**Assignment**
Locate the string "있습니까" in the records below. Copy every line where it occurs.
*** Opening of Information shown ***
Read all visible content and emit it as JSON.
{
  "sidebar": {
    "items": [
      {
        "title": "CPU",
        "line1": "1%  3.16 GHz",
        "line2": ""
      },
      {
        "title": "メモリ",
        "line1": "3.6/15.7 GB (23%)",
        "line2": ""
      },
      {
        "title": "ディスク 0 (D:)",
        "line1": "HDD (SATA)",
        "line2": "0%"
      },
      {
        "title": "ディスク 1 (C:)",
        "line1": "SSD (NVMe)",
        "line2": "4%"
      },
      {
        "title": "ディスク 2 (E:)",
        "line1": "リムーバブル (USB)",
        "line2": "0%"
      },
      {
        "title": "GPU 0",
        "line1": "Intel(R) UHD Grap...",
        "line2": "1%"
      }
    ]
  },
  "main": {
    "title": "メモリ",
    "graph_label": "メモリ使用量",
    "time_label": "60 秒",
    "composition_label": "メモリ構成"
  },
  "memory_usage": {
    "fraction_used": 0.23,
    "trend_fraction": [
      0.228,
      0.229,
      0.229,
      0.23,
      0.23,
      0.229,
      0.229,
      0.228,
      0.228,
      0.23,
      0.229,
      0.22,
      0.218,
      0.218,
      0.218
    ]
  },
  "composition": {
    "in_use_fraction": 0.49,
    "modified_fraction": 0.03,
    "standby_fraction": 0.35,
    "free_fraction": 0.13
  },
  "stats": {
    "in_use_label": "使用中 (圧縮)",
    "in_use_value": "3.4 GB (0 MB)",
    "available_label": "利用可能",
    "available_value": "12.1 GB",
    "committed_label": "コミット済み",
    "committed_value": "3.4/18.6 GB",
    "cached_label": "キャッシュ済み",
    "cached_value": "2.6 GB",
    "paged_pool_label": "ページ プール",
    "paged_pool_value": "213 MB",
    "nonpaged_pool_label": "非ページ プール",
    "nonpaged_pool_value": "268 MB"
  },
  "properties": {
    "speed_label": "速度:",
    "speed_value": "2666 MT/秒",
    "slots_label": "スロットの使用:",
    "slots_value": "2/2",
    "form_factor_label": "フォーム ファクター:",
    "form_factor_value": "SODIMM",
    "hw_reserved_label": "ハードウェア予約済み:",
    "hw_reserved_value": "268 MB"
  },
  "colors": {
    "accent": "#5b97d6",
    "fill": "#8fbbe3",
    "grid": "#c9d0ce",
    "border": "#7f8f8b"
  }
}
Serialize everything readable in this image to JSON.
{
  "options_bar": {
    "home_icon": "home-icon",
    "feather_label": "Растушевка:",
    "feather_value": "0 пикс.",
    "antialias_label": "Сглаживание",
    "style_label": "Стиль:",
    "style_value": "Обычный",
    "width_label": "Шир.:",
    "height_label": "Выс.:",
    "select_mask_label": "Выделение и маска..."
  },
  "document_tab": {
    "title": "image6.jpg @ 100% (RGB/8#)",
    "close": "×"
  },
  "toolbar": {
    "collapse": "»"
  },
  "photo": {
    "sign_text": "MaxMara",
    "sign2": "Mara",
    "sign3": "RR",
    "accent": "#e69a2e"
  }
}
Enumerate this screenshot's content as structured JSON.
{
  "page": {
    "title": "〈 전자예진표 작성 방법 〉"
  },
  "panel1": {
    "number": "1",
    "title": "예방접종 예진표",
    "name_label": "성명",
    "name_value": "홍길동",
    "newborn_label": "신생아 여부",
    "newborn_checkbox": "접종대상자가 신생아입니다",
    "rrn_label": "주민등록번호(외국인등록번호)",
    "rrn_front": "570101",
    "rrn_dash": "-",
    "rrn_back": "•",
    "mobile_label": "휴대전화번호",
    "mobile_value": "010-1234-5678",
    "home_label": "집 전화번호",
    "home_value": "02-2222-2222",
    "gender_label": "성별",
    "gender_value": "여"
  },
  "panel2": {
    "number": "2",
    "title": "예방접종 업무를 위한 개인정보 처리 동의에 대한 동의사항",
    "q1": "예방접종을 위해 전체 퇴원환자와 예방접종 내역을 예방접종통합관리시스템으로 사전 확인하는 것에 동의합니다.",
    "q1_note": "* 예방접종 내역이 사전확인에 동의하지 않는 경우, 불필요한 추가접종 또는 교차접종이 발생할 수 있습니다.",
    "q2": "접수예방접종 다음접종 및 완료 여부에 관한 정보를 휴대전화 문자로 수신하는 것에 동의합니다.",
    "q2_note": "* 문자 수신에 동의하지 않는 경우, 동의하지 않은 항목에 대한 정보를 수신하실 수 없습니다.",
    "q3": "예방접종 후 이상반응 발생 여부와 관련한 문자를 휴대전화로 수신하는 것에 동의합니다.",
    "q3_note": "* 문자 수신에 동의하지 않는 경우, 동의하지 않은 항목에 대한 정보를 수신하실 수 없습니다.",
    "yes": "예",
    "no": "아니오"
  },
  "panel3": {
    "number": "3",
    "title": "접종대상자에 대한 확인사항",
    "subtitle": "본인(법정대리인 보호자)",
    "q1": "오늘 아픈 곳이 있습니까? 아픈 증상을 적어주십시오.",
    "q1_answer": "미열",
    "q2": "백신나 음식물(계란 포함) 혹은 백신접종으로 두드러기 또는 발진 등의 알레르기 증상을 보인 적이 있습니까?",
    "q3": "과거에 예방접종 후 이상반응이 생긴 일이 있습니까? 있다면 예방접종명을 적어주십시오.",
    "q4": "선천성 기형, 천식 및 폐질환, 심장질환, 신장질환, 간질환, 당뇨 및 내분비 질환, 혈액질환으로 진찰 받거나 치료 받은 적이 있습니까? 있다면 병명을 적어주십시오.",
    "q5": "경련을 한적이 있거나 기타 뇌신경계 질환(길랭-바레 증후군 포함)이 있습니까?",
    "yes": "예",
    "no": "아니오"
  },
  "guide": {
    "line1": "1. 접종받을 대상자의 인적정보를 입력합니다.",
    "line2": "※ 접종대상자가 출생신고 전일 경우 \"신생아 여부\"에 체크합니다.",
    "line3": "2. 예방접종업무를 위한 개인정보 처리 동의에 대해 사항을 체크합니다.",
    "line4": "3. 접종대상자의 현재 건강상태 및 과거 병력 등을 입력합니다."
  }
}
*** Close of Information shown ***
**Your response**
    "q1": "오늘 아픈 곳이 있습니까? 아픈 증상을 적어주십시오.",
    "q2": "백신나 음식물(계란 포함) 혹은 백신접종으로 두드러기 또는 발진 등의 알레르기 증상을 보인 적이 있습니까?",
    "q3": "과거에 예방접종 후 이상반응이 생긴 일이 있습니까? 있다면 예방접종명을 적어주십시오.",
    "q4": "선천성 기형, 천식 및 폐질환, 심장질환, 신장질환, 간질환, 당뇨 및 내분비 질환, 혈액질환으로 진찰 받거나 치료 받은 적이 있습니까? 있다면 병명을 적어주십시오.",
    "q5": "경련을 한적이 있거나 기타 뇌신경계 질환(길랭-바레 증후군 포함)이 있습니까?",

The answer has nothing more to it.